I’ve read a few things which talked about folks in the 1920’s or so, just packing up and disappearing. The implication is they travelled someplace and started a new life under a new name, but with no explaination as to how they did it. This was the pre-Social Security era, so they wouldn’t have to get an SSN until later on (and how did they do that without a birth certificate?), but surely their must have been some other means of identification that folks carried around with them at that point in time. What was it? Not everybody drove, so a driver’s license wouldn’t be the universal form of ID that it is now. Anybody know?
Birth records and land ownership records were kept. Geneology sites would have a lot of info. reagarding types of records kept on people.
Remember - there was no easy way to duplicate documents in that time - typewriters were still new, and slow.
I doubt that anyone would raise suspicion by coming into town without a copy of her/his birth certificate and introducing herself/himself as “brandshinynewname”.
County records were kept (more or less) for:
Real property ownership
The idea of always carrying a state-issued ID is quite new in the US, and is (rightly, IMO) regarded with suspicion by some.
All you had to do was move to someplace new and start using a new name. There was no reason why anyone would doubt you or ask for ID.
Changing ID was very easy at one time. In the mid 70s you could still walk into any Social Security office and walk out with a card.
You could run up a debt and leave town, start over.
A birth certificate could be as easy as a handwritten “Joe Blow, 8 lbs. 10 oz., born to Jack and Jane Blow on March 14, 1894 in Hill County, Montana.” (Remember, someone born in Montana in the 19th Century probably would have been born on a homestead instead of a town.) and signed by a physician. If the signature is illegible, well, you all know how prescriptions look. It adds an air of authority in addition to foiling those trying to check up on someone. And, hell, if the county courthouse burned down, of course you wouldn’t have any records.
But you probably wouldn’t have even needed that much. Documentation was scarce until the vast urbanization and mechanization of the 1950s, and even then it was pretty easy to create a new life. I’m sure there are still Americans (de facto if not de jure) who have no form of actual ID still today, but try to get a job like that.
Genealogist here. The great majority of people born in the U.S. before the late 1880s did not have their birth registered in any civil registry at the time of the birth. After the Social Security Act was passed in 1935, and the first Social Security numbers were issued in 1936, a large percentage of the population was unable to prove their date of birth for retirement benefit purposes. Thus you will see a flurry of delayed birth registrations in county records circa 1941, for events that took place in the 19th century.

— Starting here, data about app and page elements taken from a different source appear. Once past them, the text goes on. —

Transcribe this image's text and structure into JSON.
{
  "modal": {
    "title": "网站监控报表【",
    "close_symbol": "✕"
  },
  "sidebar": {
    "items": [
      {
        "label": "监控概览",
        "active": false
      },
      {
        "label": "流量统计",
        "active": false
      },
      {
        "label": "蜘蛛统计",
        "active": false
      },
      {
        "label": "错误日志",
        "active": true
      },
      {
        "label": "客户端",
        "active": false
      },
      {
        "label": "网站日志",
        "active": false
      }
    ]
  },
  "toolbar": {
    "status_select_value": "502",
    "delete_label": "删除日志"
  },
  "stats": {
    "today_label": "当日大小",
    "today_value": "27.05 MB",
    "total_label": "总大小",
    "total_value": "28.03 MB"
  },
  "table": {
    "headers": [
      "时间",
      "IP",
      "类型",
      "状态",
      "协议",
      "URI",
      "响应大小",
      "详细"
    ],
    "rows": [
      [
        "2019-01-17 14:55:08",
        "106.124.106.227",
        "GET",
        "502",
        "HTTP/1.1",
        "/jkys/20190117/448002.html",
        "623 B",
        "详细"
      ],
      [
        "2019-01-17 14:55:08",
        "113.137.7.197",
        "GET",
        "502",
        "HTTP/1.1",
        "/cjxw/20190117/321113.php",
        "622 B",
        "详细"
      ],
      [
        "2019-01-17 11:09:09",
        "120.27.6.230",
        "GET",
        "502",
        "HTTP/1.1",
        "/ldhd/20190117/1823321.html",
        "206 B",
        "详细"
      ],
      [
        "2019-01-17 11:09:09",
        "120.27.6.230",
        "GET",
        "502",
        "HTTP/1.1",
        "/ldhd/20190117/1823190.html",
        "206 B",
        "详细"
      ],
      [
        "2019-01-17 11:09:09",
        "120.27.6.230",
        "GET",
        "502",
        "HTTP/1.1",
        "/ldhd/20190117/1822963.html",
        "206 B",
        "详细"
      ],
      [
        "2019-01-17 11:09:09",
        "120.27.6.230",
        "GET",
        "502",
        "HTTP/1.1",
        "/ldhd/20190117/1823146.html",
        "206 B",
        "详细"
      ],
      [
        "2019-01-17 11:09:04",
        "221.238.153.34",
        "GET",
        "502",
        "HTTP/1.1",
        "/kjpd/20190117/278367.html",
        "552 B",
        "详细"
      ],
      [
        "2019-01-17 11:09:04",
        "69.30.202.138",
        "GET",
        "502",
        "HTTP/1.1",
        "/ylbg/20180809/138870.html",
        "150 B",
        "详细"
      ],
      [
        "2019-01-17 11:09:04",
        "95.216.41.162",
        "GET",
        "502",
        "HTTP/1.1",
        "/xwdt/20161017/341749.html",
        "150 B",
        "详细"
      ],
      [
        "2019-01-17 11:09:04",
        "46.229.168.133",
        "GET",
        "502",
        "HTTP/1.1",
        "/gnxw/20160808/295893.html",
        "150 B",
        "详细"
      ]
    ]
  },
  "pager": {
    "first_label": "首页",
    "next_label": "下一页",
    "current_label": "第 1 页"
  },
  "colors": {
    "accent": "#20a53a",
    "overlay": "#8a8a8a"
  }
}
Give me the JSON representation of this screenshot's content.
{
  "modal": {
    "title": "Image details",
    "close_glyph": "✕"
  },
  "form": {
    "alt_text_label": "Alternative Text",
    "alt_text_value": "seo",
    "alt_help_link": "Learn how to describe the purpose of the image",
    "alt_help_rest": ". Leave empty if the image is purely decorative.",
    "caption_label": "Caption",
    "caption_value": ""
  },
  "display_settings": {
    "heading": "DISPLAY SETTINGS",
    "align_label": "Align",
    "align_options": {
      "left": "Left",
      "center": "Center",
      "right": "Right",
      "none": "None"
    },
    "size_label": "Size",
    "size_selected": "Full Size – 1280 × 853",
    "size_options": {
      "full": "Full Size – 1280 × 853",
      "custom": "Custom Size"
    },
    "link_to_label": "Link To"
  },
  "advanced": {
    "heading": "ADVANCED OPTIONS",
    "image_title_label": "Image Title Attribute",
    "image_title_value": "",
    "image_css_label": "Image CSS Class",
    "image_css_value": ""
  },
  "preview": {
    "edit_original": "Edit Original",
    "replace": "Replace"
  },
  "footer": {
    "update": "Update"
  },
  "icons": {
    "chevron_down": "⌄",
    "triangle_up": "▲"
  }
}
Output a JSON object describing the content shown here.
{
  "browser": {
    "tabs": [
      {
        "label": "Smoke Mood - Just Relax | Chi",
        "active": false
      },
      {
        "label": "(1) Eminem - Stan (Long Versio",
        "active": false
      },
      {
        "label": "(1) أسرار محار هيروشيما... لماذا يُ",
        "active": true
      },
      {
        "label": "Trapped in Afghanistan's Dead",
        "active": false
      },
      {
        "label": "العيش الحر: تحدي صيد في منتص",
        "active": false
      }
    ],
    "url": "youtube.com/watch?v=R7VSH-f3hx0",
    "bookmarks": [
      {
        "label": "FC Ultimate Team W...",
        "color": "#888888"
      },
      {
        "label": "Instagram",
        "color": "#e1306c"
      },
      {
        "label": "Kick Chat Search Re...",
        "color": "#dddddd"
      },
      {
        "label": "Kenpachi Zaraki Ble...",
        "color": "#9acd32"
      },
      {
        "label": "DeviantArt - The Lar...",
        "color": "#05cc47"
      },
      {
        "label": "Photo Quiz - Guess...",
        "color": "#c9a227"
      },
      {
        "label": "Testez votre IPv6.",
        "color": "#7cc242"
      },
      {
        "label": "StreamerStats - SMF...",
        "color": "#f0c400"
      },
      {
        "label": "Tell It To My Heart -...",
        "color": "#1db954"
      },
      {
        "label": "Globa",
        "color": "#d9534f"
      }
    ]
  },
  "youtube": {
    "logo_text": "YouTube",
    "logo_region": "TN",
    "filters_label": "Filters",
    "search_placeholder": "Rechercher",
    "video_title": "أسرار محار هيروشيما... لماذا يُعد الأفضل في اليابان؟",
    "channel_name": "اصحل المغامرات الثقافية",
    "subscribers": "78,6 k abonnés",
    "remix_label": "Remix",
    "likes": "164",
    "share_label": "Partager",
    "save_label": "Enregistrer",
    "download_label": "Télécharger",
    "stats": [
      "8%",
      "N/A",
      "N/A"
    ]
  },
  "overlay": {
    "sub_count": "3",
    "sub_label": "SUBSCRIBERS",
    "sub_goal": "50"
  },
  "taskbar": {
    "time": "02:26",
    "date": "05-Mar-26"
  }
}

The main reason that the population schedules of the 1880-1930 U.S. censuses were indexed in the late 1930s and early 1940s was to help people prove their ages for Social Security purposes. If you could identify where you were living in the census taken nearest after your birth, the Census Bureau would look you up and make a certified transcript, which you could then use as part of the evidence needed to file a delayed birth certificate (other evidence might include baptismal records and affidavits from people who had known you since birth).
As for applying for a Social Security number, you could fabricate most of the information on your application, including your date of birth, and get away with it. The Social Security Administration asked for verification of your info only at the time you later applied for age-based retirement benefits. If you never filed for Social Security benefits, no one would be the wiser that you lied. It wasn’t until much later (1980s?) that the SSA asked for verification from the start.
I am currently helping an elderly gentleman find out what become of his father, who abandoned his family in the early 1920s and was never heard from again. On his marriage license (1917), his draft registration (1917), and his son’s birth certificate (1920), he lied about his name, his age, his place of birth, and his parents’ names. No one bothered to verify, apparently. We assume that after he deserted his wife and child, he lived under an assumed name (or reverted to his real name), as we cannot find him in an all-name index to the 1930 U.S. census.
Until the 1960s, the federal government discouraged the use of the Social Security number as a national identifier. But then in 1961, the Social Security number became your taxpayer I.D. number, and in 1967 it became the tag number for military personnel. My guess is it had to do with the introduction of computerized database files.